§ EXERCISE DETAILS
Please restate each entry that appears below word for word, without its pictures.

(Website and app data records)
════════════════
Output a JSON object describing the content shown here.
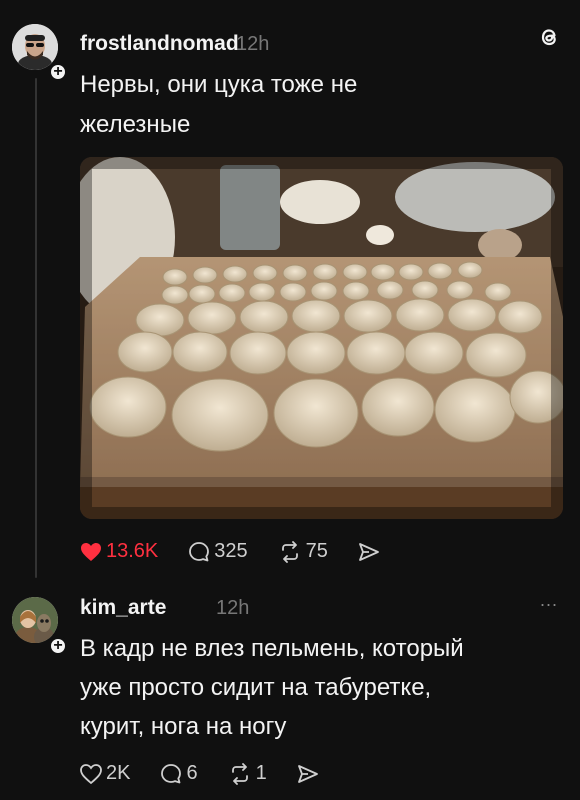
{
  "post": {
    "username": "frostlandnomad",
    "time": "12h",
    "text_line1": "Нервы, они цука тоже не",
    "text_line2": "железные",
    "likes": "13.6K",
    "comments": "325",
    "reposts": "75"
  },
  "reply": {
    "username": "kim_arte",
    "time": "12h",
    "more_label": "...",
    "text_line1": "В кадр не влез пельмень, который",
    "text_line2": "уже просто сидит на табуретке,",
    "text_line3": "курит, нога на ногу",
    "likes": "2K",
    "comments": "6",
    "reposts": "1"
  },
  "colors": {
    "background": "#101010",
    "like_active": "#ff3040",
    "muted": "#777777"
  },
  "icons": [
    "threads-logo-icon",
    "heart-icon",
    "comment-icon",
    "repost-icon",
    "share-icon",
    "plus-icon"
  ]
}
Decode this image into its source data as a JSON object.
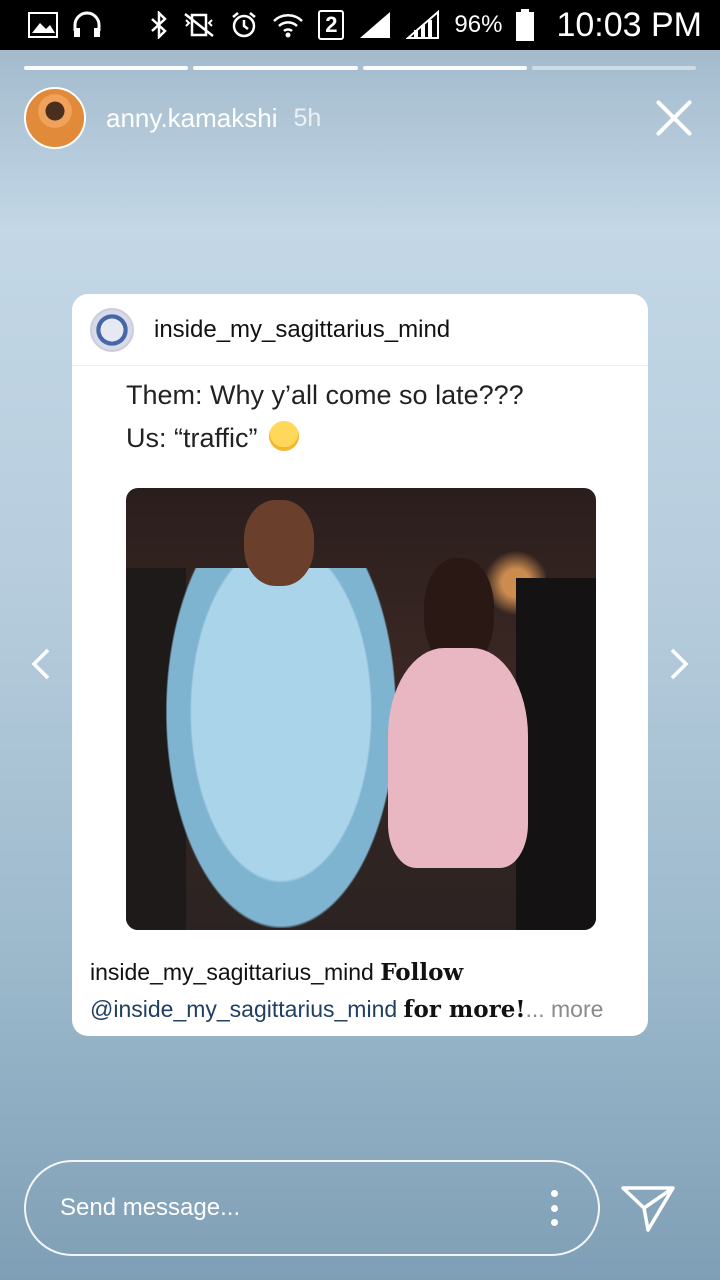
{
  "status_bar": {
    "battery": "96%",
    "time": "10:03 PM",
    "sim_badge": "2",
    "icons": [
      "gallery-icon",
      "headphones-icon",
      "bluetooth-icon",
      "vibrate-icon",
      "alarm-icon",
      "wifi-icon",
      "signal-icon",
      "signal-icon",
      "battery-icon"
    ]
  },
  "story": {
    "segments_total": 4,
    "segments_done": 3,
    "username": "anny.kamakshi",
    "time_ago": "5h"
  },
  "post": {
    "username": "inside_my_sagittarius_mind",
    "text_line1": "Them: Why y’all come so late???",
    "text_line2": "Us: “traffic”",
    "caption_user": "inside_my_sagittarius_mind",
    "caption_follow": "Follow",
    "caption_mention": "@inside_my_sagittarius_mind",
    "caption_for_more": "for more!",
    "caption_ellipsis_more": "... more"
  },
  "reply": {
    "placeholder": "Send message..."
  },
  "colors": {
    "status_bar_bg": "#000000",
    "mention": "#1f3f63"
  }
}
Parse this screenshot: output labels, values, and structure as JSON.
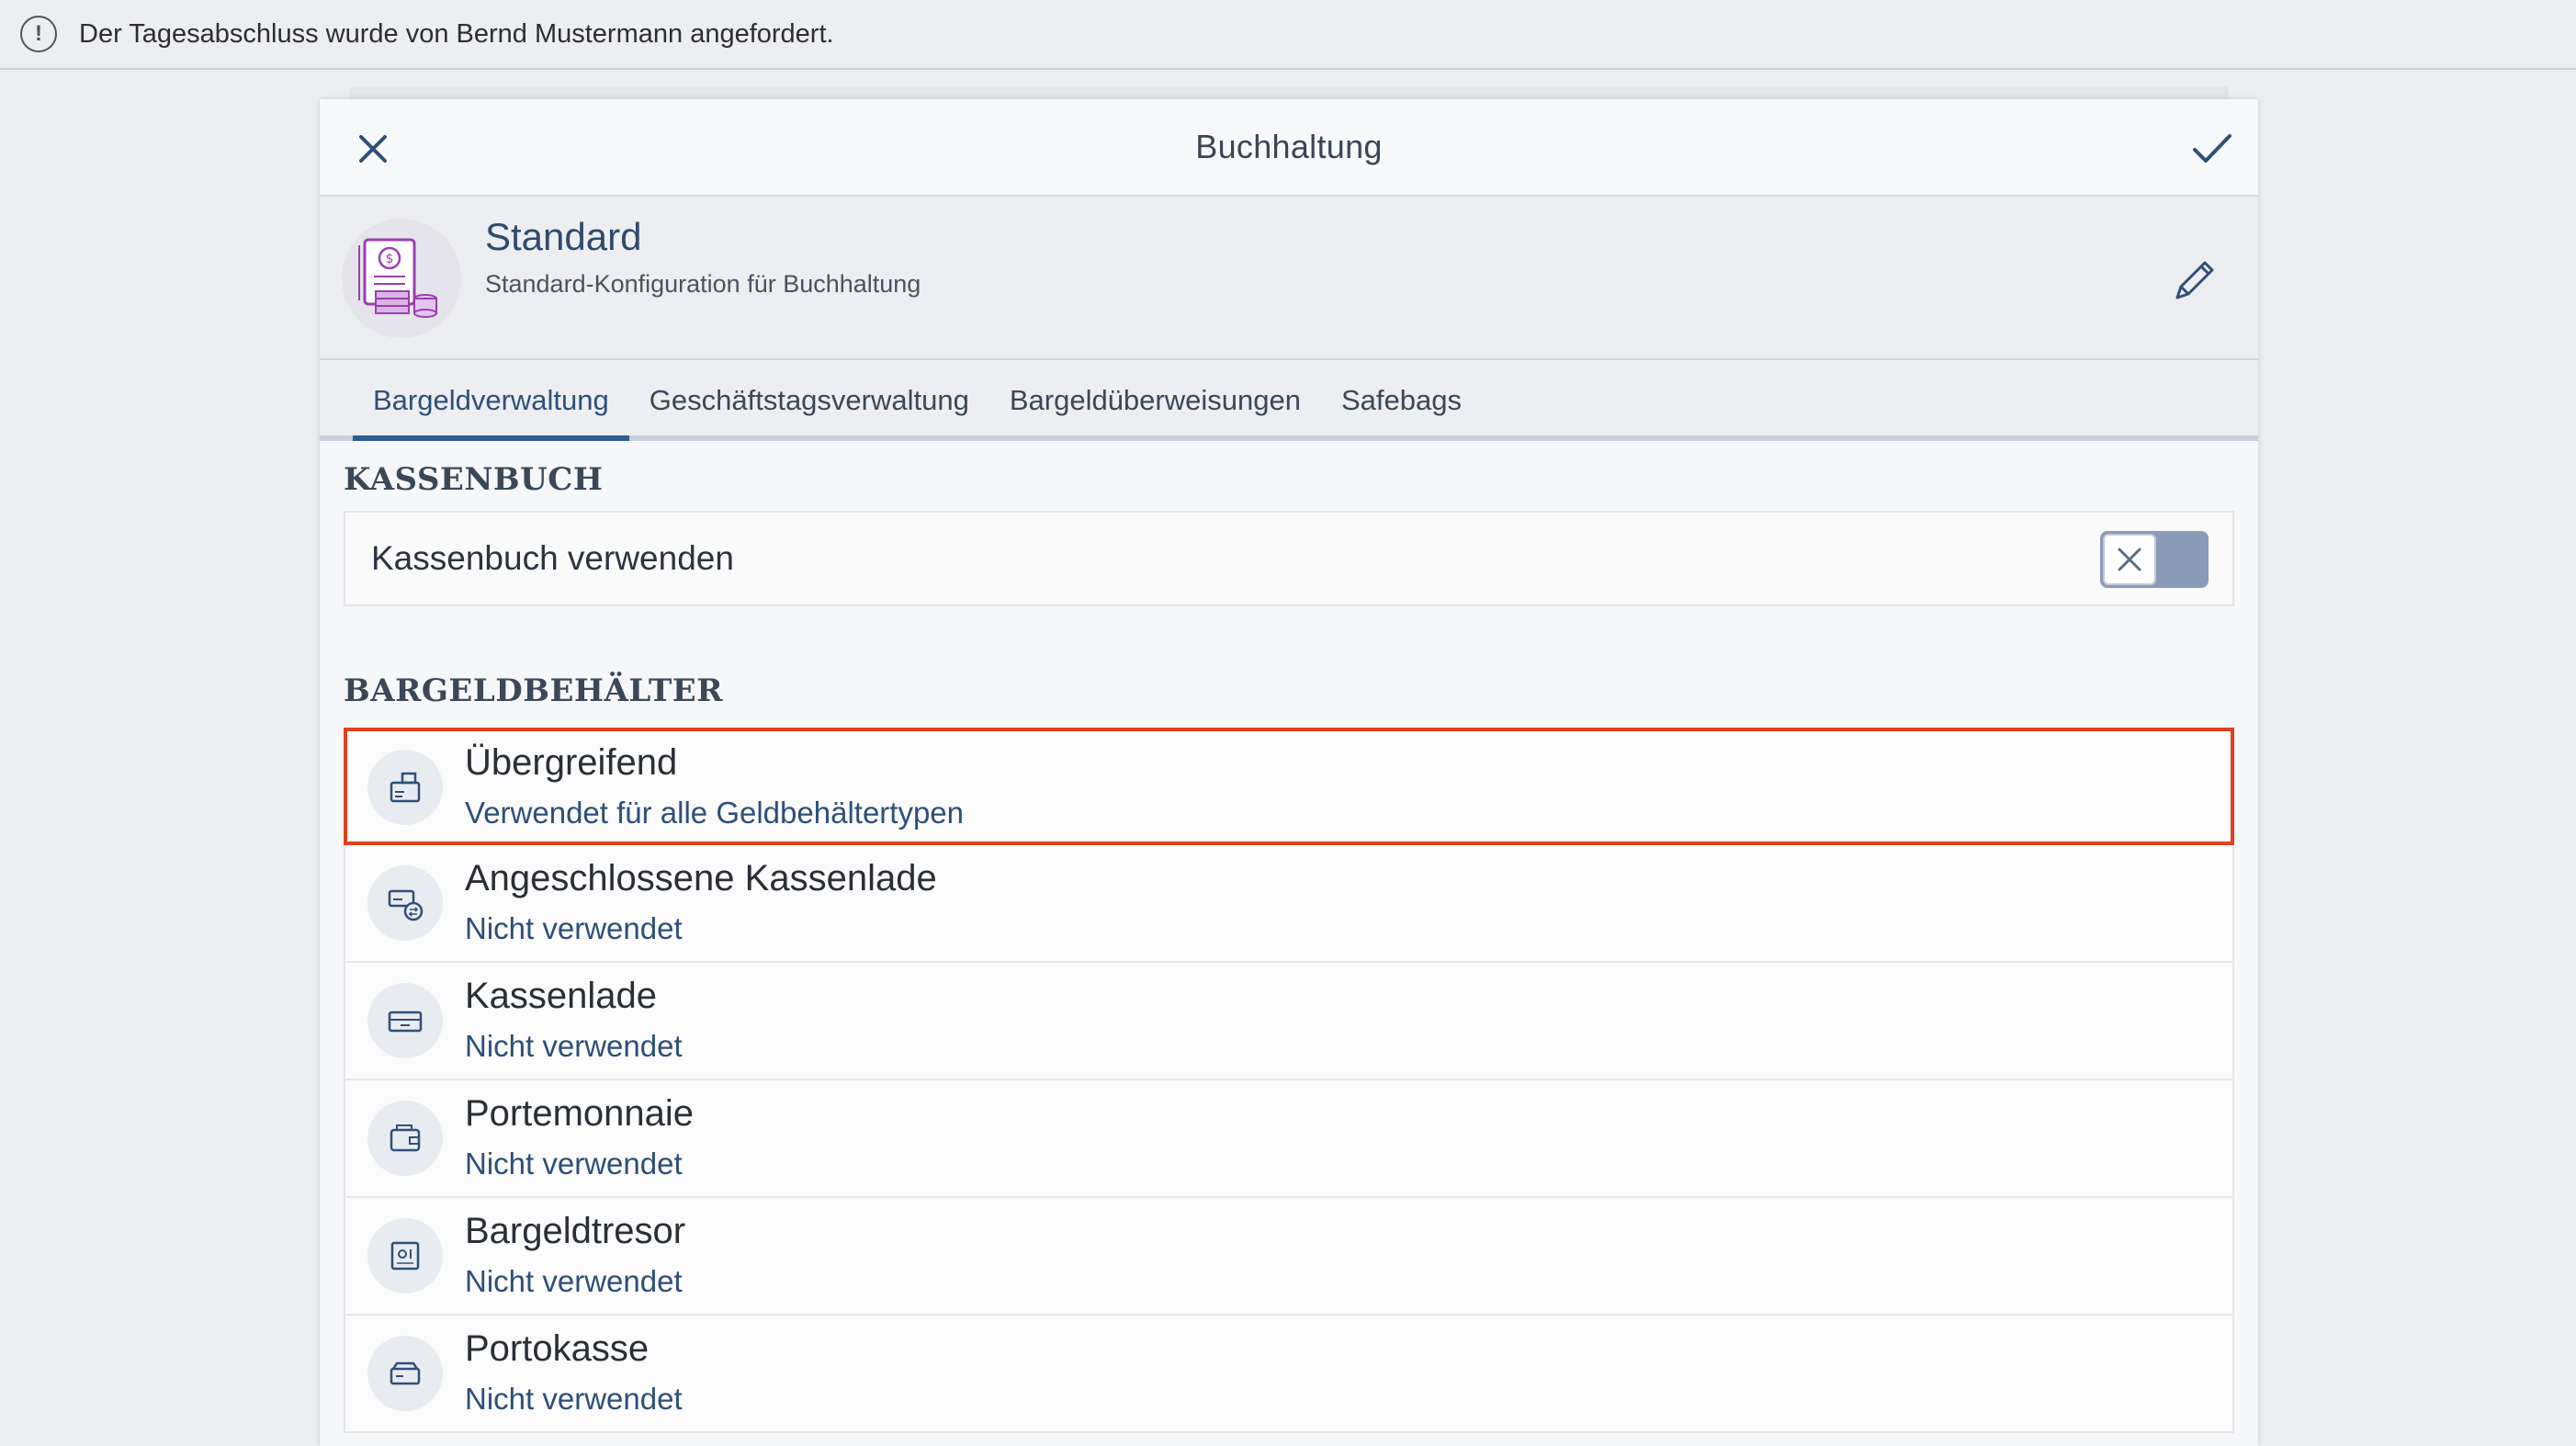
{
  "notification": {
    "message": "Der Tagesabschluss wurde von Bernd Mustermann angefordert.",
    "icon": "alert-circle-icon"
  },
  "dialog": {
    "title": "Buchhaltung",
    "close_icon": "close-icon",
    "confirm_icon": "checkmark-icon"
  },
  "configuration": {
    "name": "Standard",
    "description": "Standard-Konfiguration für Buchhaltung",
    "edit_icon": "pencil-icon"
  },
  "tabs": [
    {
      "label": "Bargeldverwaltung",
      "active": true
    },
    {
      "label": "Geschäftstagsverwaltung",
      "active": false
    },
    {
      "label": "Bargeldüberweisungen",
      "active": false
    },
    {
      "label": "Safebags",
      "active": false
    }
  ],
  "kassenbuch": {
    "section_title": "KASSENBUCH",
    "label": "Kassenbuch verwenden",
    "enabled": false
  },
  "containers": {
    "section_title": "BARGELDBEHÄLTER",
    "items": [
      {
        "name": "Übergreifend",
        "status": "Verwendet für alle Geldbehältertypen",
        "icon": "cash-register-icon",
        "selected": true
      },
      {
        "name": "Angeschlossene Kassenlade",
        "status": "Nicht verwendet",
        "icon": "connected-drawer-icon",
        "selected": false
      },
      {
        "name": "Kassenlade",
        "status": "Nicht verwendet",
        "icon": "cash-drawer-icon",
        "selected": false
      },
      {
        "name": "Portemonnaie",
        "status": "Nicht verwendet",
        "icon": "wallet-icon",
        "selected": false
      },
      {
        "name": "Bargeldtresor",
        "status": "Nicht verwendet",
        "icon": "safe-icon",
        "selected": false
      },
      {
        "name": "Portokasse",
        "status": "Nicht verwendet",
        "icon": "petty-cash-icon",
        "selected": false
      }
    ]
  },
  "colors": {
    "accent": "#2f5d90",
    "selection_border": "#e3401f",
    "toggle_off": "#8a9bb8"
  }
}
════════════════
§ OUTPUT BELOW
Output a JSON object describing the content shown here.
{
  "post": {
    "username": "frostlandnomad",
    "time": "12h",
    "text_line1": "Нервы, они цука тоже не",
    "text_line2": "железные",
    "likes": "13.6K",
    "comments": "325",
    "reposts": "75"
  },
  "reply": {
    "username": "kim_arte",
    "time": "12h",
    "more_label": "...",
    "text_line1": "В кадр не влез пельмень, который",
    "text_line2": "уже просто сидит на табуретке,",
    "text_line3": "курит, нога на ногу",
    "likes": "2K",
    "comments": "6",
    "reposts": "1"
  },
  "colors": {
    "background": "#101010",
    "like_active": "#ff3040",
    "muted": "#777777"
  },
  "icons": [
    "threads-logo-icon",
    "heart-icon",
    "comment-icon",
    "repost-icon",
    "share-icon",
    "plus-icon"
  ]
}
Decode this image into its source data as a JSON object.
{
  "status_bar": {
    "battery": "96%",
    "time": "10:03 PM",
    "sim_badge": "2",
    "icons": [
      "gallery-icon",
      "headphones-icon",
      "bluetooth-icon",
      "vibrate-icon",
      "alarm-icon",
      "wifi-icon",
      "signal-icon",
      "signal-icon",
      "battery-icon"
    ]
  },
  "story": {
    "segments_total": 4,
    "segments_done": 3,
    "username": "anny.kamakshi",
    "time_ago": "5h"
  },
  "post": {
    "username": "inside_my_sagittarius_mind",
    "text_line1": "Them: Why y’all come so late???",
    "text_line2": "Us: “traffic”",
    "caption_user": "inside_my_sagittarius_mind",
    "caption_follow": "Follow",
    "caption_mention": "@inside_my_sagittarius_mind",
    "caption_for_more": "for more!",
    "caption_ellipsis_more": "... more"
  },
  "reply": {
    "placeholder": "Send message..."
  },
  "colors": {
    "status_bar_bg": "#000000",
    "mention": "#1f3f63"
  }
}
Parse this screenshot: output labels, values, and structure as JSON.
{
  "notification": {
    "message": "Der Tagesabschluss wurde von Bernd Mustermann angefordert.",
    "icon": "alert-circle-icon"
  },
  "dialog": {
    "title": "Buchhaltung",
    "close_icon": "close-icon",
    "confirm_icon": "checkmark-icon"
  },
  "configuration": {
    "name": "Standard",
    "description": "Standard-Konfiguration für Buchhaltung",
    "edit_icon": "pencil-icon"
  },
  "tabs": [
    {
      "label": "Bargeldverwaltung",
      "active": true
    },
    {
      "label": "Geschäftstagsverwaltung",
      "active": false
    },
    {
      "label": "Bargeldüberweisungen",
      "active": false
    },
    {
      "label": "Safebags",
      "active": false
    }
  ],
  "kassenbuch": {
    "section_title": "KASSENBUCH",
    "label": "Kassenbuch verwenden",
    "enabled": false
  },
  "containers": {
    "section_title": "BARGELDBEHÄLTER",
    "items": [
      {
        "name": "Übergreifend",
        "status": "Verwendet für alle Geldbehältertypen",
        "icon": "cash-register-icon",
        "selected": true
      },
      {
        "name": "Angeschlossene Kassenlade",
        "status": "Nicht verwendet",
        "icon": "connected-drawer-icon",
        "selected": false
      },
      {
        "name": "Kassenlade",
        "status": "Nicht verwendet",
        "icon": "cash-drawer-icon",
        "selected": false
      },
      {
        "name": "Portemonnaie",
        "status": "Nicht verwendet",
        "icon": "wallet-icon",
        "selected": false
      },
      {
        "name": "Bargeldtresor",
        "status": "Nicht verwendet",
        "icon": "safe-icon",
        "selected": false
      },
      {
        "name": "Portokasse",
        "status": "Nicht verwendet",
        "icon": "petty-cash-icon",
        "selected": false
      }
    ]
  },
  "colors": {
    "accent": "#2f5d90",
    "selection_border": "#e3401f",
    "toggle_off": "#8a9bb8"
  }
}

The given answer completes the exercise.